In 2020, a categorized list of wetland preferences, major habitats, and life forms of 4145 vascular plant taxa occurring in the Korean Peninsula was published by the National Institute of Biological Resources. We analyzed the list and explored the distribution patterns of the five categorized groups according to wetland preference, along with the information on the major habitats and the life forms of the plants belonging to those categories.Out of 4145 taxa, we found that 729 wetland plant taxa (18%) occur in Korea: 401 obligate wetland plants and 328 facultative wetland plants. Among the 729 wetland taxa, the majority (73%) was hygrophytes and the remaining 27% was aquatic macrophytes.

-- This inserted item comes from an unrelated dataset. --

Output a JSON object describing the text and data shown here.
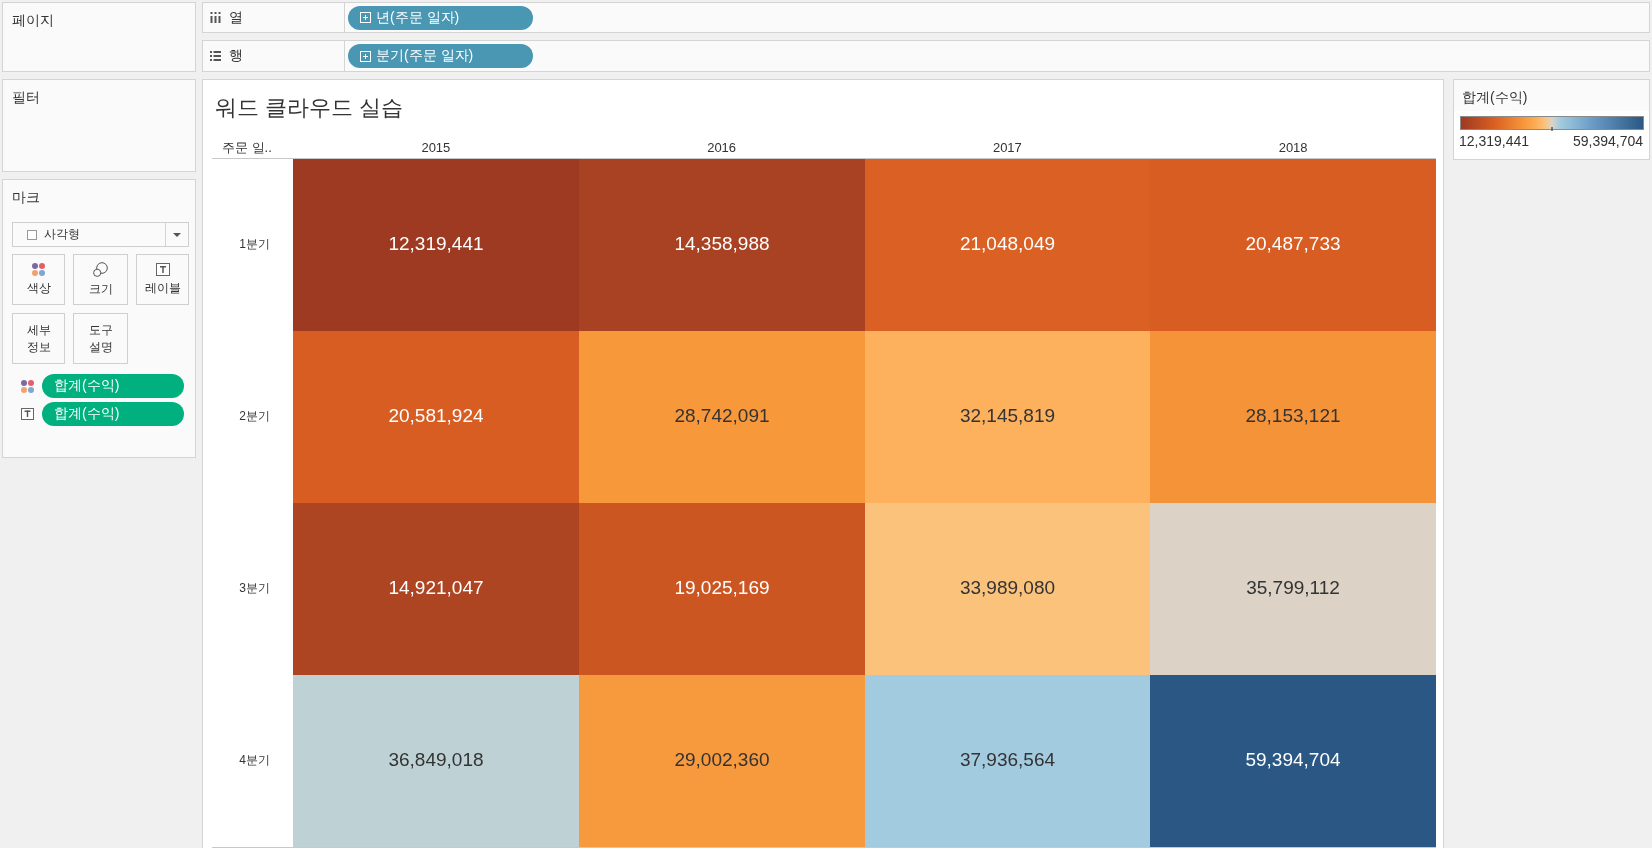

Furthermore, almost all of the wetland taxa are herbs; so, woody plants are only 4.7%. The 16 carnivorous taxa distributed in Korea were characterized as obligate wetland plants.We expect the categorized information would promote understanding of the characteristics of the plant species and would be an important source for understanding, conservation, and restoration of wetland ecosystems.